*** Begin section ***

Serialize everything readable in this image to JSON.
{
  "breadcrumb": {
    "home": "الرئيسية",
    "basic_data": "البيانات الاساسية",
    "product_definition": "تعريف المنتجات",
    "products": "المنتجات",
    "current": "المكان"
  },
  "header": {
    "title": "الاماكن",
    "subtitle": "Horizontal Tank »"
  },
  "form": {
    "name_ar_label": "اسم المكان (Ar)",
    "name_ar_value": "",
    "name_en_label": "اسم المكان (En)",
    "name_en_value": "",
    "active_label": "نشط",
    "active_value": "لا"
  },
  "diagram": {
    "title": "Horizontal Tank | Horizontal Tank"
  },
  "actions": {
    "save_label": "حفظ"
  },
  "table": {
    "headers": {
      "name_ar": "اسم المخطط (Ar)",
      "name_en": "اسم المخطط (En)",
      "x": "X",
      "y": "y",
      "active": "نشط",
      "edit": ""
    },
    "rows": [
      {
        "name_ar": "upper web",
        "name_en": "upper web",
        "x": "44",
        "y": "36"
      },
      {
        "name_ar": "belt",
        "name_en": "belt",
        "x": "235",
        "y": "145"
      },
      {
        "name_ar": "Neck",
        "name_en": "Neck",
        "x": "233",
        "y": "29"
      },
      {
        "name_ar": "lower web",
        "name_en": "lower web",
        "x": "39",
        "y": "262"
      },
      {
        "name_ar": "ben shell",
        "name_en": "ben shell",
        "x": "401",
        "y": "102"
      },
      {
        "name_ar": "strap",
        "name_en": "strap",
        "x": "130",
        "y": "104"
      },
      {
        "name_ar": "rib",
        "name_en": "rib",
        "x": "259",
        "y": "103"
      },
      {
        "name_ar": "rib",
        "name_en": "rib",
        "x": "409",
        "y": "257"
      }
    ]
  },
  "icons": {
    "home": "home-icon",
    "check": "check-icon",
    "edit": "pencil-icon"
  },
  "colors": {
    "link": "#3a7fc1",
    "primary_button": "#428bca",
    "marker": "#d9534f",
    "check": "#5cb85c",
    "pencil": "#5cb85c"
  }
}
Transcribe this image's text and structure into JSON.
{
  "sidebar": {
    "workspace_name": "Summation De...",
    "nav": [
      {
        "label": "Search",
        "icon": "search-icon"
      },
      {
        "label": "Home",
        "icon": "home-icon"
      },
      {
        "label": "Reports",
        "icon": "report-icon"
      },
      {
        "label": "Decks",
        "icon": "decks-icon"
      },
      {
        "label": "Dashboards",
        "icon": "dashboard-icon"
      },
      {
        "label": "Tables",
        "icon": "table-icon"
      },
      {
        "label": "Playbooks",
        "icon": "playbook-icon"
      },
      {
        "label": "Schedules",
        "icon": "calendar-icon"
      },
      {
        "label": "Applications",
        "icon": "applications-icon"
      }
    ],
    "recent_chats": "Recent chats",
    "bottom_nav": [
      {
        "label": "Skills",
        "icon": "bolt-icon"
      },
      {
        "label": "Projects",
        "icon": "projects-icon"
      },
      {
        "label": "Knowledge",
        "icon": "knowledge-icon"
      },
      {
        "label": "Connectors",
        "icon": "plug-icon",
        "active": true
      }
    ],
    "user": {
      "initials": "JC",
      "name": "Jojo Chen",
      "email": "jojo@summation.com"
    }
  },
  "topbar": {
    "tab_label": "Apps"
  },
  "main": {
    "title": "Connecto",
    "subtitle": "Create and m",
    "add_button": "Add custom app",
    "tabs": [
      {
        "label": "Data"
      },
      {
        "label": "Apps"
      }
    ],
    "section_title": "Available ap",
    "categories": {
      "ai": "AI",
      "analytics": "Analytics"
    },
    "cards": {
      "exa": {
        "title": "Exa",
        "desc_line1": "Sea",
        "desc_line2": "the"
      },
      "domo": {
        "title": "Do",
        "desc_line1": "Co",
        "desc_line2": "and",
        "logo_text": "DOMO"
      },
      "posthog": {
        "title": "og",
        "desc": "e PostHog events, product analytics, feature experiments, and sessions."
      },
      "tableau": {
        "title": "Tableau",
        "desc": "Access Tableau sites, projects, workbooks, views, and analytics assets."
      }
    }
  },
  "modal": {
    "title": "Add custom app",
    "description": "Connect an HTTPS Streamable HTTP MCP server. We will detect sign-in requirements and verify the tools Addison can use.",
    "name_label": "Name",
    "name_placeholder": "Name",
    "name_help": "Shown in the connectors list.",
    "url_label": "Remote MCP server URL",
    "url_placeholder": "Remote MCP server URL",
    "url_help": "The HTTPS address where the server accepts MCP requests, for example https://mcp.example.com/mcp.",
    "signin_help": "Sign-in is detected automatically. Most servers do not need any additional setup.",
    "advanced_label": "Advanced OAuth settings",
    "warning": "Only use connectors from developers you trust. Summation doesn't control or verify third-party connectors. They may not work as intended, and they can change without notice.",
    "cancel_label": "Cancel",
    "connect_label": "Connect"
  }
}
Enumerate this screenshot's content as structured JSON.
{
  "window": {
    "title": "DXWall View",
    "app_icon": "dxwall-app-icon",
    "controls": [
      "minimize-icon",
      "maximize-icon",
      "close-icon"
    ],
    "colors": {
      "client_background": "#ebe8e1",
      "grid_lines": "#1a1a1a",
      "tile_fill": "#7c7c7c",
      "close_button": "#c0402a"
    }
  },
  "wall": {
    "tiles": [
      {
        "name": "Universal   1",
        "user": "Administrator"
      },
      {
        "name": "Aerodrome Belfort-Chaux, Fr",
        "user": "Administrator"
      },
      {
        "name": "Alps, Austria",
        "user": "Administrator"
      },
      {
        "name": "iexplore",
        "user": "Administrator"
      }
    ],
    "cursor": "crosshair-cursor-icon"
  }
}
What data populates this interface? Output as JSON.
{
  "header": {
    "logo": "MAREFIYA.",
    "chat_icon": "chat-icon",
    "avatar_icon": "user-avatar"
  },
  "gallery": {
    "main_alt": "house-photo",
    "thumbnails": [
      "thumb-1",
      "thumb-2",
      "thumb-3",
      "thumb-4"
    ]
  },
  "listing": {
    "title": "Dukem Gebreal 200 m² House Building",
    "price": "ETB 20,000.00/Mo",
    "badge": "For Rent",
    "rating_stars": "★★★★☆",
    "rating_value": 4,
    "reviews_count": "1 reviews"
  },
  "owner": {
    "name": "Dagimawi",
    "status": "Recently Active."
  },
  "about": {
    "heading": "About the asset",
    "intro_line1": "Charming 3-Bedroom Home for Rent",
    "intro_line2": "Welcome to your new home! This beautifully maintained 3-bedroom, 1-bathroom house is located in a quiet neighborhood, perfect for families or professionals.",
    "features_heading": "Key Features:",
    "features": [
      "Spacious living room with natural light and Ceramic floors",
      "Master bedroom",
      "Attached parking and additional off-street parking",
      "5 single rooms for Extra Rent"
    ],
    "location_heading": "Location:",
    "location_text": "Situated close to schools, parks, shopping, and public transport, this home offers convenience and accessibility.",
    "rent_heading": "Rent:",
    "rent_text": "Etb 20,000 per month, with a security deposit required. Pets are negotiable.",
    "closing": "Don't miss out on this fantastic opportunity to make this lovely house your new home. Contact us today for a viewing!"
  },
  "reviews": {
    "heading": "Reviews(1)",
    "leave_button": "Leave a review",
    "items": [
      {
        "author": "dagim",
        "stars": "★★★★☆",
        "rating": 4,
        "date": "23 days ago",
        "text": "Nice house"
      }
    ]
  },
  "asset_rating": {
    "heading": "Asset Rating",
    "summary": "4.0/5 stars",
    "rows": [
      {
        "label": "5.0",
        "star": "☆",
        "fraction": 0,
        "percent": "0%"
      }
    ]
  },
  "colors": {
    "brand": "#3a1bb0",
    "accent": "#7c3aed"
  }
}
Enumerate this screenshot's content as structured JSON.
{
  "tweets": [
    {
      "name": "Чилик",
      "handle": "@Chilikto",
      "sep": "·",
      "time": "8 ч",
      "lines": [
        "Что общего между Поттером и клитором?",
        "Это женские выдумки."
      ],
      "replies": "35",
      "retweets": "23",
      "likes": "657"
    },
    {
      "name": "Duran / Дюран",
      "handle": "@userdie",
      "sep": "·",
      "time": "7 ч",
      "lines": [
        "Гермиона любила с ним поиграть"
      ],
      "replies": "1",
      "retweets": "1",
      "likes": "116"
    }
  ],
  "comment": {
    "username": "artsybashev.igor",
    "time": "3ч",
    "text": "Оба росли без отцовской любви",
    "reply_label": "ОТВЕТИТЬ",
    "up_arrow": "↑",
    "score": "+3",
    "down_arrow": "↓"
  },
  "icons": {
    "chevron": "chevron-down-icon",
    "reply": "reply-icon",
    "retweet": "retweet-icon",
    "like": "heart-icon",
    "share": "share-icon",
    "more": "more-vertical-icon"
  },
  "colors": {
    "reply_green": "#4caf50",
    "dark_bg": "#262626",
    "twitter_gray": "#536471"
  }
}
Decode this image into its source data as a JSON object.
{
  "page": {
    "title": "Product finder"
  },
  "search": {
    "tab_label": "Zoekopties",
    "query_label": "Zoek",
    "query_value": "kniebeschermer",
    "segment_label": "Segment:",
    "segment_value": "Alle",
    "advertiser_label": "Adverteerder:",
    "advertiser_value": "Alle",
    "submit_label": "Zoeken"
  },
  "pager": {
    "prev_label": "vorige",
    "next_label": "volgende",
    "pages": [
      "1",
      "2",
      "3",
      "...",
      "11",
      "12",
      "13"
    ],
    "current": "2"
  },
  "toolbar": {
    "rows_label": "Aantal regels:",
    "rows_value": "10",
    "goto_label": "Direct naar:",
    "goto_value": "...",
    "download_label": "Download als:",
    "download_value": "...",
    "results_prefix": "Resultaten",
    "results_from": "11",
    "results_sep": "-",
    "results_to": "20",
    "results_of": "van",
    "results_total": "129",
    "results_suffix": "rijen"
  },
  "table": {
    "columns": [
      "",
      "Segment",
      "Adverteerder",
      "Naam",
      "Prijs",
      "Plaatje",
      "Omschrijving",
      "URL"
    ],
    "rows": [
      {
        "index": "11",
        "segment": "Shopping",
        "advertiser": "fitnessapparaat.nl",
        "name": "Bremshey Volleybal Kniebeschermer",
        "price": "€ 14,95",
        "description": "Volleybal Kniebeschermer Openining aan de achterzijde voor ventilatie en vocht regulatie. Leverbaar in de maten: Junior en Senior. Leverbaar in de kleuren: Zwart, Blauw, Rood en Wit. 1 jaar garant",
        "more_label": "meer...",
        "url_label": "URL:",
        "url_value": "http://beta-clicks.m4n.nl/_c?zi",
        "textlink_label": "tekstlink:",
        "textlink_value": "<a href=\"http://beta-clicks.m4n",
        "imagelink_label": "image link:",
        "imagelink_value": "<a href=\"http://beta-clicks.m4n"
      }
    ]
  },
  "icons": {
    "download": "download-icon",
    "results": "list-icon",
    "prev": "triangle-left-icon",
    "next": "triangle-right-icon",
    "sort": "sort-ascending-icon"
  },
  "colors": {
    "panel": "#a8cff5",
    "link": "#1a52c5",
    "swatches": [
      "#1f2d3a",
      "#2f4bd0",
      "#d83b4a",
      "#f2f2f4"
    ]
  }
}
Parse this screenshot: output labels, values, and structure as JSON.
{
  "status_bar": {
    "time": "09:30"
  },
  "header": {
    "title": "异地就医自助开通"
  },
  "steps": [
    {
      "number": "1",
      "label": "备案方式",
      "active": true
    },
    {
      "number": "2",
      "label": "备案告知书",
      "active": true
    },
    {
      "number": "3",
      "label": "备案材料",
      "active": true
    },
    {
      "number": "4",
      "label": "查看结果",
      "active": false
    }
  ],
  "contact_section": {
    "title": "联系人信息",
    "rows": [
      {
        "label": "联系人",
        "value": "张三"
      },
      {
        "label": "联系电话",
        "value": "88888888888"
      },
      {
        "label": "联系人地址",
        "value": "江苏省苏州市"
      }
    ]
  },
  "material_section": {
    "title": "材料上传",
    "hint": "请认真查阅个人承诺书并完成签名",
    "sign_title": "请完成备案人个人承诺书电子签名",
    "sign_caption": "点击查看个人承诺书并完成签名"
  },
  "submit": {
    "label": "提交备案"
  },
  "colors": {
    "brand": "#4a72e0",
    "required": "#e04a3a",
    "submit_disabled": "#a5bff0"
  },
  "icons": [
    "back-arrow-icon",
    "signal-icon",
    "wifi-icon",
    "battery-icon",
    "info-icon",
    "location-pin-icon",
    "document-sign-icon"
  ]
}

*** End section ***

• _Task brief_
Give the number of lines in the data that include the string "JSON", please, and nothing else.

• _Expected answer_
7